**Brief**
Please restate the records below word for word, leaving out every picture.

**Records to process**
=======

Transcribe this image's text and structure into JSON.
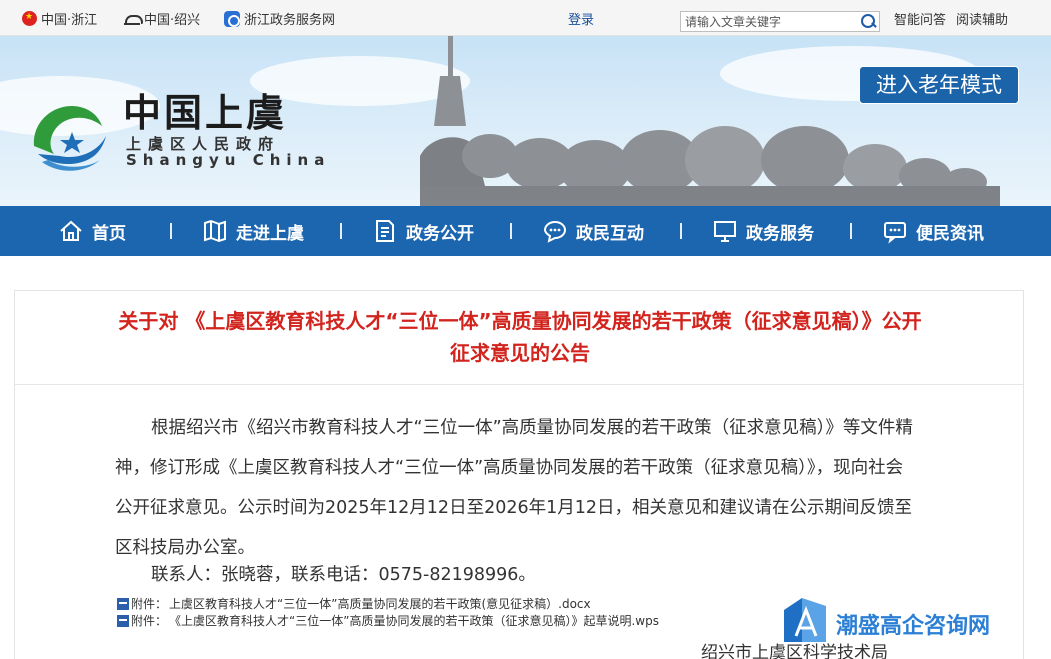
{
  "topbar": {
    "emblem_link": "中国·浙江",
    "shaoxing_link": "中国·绍兴",
    "portal_link": "浙江政务服务网",
    "login": "登录",
    "search_placeholder": "请输入文章关键字",
    "smart_qa": "智能问答",
    "reading_aid": "阅读辅助"
  },
  "banner": {
    "site_name": "中国上虞",
    "site_sub": "上虞区人民政府",
    "site_en": "Shangyu China",
    "elder_mode": "进入老年模式"
  },
  "nav": {
    "items": [
      {
        "label": "首页",
        "icon": "home-icon"
      },
      {
        "label": "走进上虞",
        "icon": "map-icon"
      },
      {
        "label": "政务公开",
        "icon": "document-icon"
      },
      {
        "label": "政民互动",
        "icon": "chat-icon"
      },
      {
        "label": "政务服务",
        "icon": "monitor-icon"
      },
      {
        "label": "便民资讯",
        "icon": "message-icon"
      }
    ]
  },
  "article": {
    "title": "关于对 《上虞区教育科技人才“三位一体”高质量协同发展的若干政策（征求意见稿）》公开征求意见的公告",
    "body": "根据绍兴市《绍兴市教育科技人才“三位一体”高质量协同发展的若干政策（征求意见稿）》等文件精神，修订形成《上虞区教育科技人才“三位一体”高质量协同发展的若干政策（征求意见稿）》，现向社会公开征求意见。公示时间为2025年12月12日至2026年1月12日，相关意见和建议请在公示期间反馈至区科技局办公室。",
    "contact": "联系人：张晓蓉，联系电话：0575-82198996。",
    "attachments": [
      {
        "prefix": "附件：",
        "name": "上虞区教育科技人才“三位一体”高质量协同发展的若干政策(意见征求稿）.docx"
      },
      {
        "prefix": "附件：",
        "name": "《上虞区教育科技人才“三位一体”高质量协同发展的若干政策（征求意见稿）》起草说明.wps"
      }
    ],
    "signature": "绍兴市上虞区科学技术局"
  },
  "watermark": {
    "text": "潮盛高企咨询网"
  },
  "colors": {
    "nav_bg": "#1c66b0",
    "title_red": "#d2231d",
    "elder_btn": "#1c64aa",
    "watermark_blue": "#2b7fd4"
  }
}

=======

**Response**
Transcribe this image's text and structure into JSON.
{
  "topbar": {
    "emblem_link": "中国·浙江",
    "shaoxing_link": "中国·绍兴",
    "portal_link": "浙江政务服务网",
    "login": "登录",
    "search_placeholder": "请输入文章关键字",
    "smart_qa": "智能问答",
    "reading_aid": "阅读辅助"
  },
  "banner": {
    "site_name": "中国上虞",
    "site_sub": "上虞区人民政府",
    "site_en": "Shangyu China",
    "elder_mode": "进入老年模式"
  },
  "nav": {
    "items": [
      {
        "label": "首页",
        "icon": "home-icon"
      },
      {
        "label": "走进上虞",
        "icon": "map-icon"
      },
      {
        "label": "政务公开",
        "icon": "document-icon"
      },
      {
        "label": "政民互动",
        "icon": "chat-icon"
      },
      {
        "label": "政务服务",
        "icon": "monitor-icon"
      },
      {
        "label": "便民资讯",
        "icon": "message-icon"
      }
    ]
  },
  "article": {
    "title": "关于对 《上虞区教育科技人才“三位一体”高质量协同发展的若干政策（征求意见稿）》公开征求意见的公告",
    "body": "根据绍兴市《绍兴市教育科技人才“三位一体”高质量协同发展的若干政策（征求意见稿）》等文件精神，修订形成《上虞区教育科技人才“三位一体”高质量协同发展的若干政策（征求意见稿）》，现向社会公开征求意见。公示时间为2025年12月12日至2026年1月12日，相关意见和建议请在公示期间反馈至区科技局办公室。",
    "contact": "联系人：张晓蓉，联系电话：0575-82198996。",
    "attachments": [
      {
        "prefix": "附件：",
        "name": "上虞区教育科技人才“三位一体”高质量协同发展的若干政策(意见征求稿）.docx"
      },
      {
        "prefix": "附件：",
        "name": "《上虞区教育科技人才“三位一体”高质量协同发展的若干政策（征求意见稿）》起草说明.wps"
      }
    ],
    "signature": "绍兴市上虞区科学技术局"
  },
  "watermark": {
    "text": "潮盛高企咨询网"
  },
  "colors": {
    "nav_bg": "#1c66b0",
    "title_red": "#d2231d",
    "elder_btn": "#1c64aa",
    "watermark_blue": "#2b7fd4"
  }
}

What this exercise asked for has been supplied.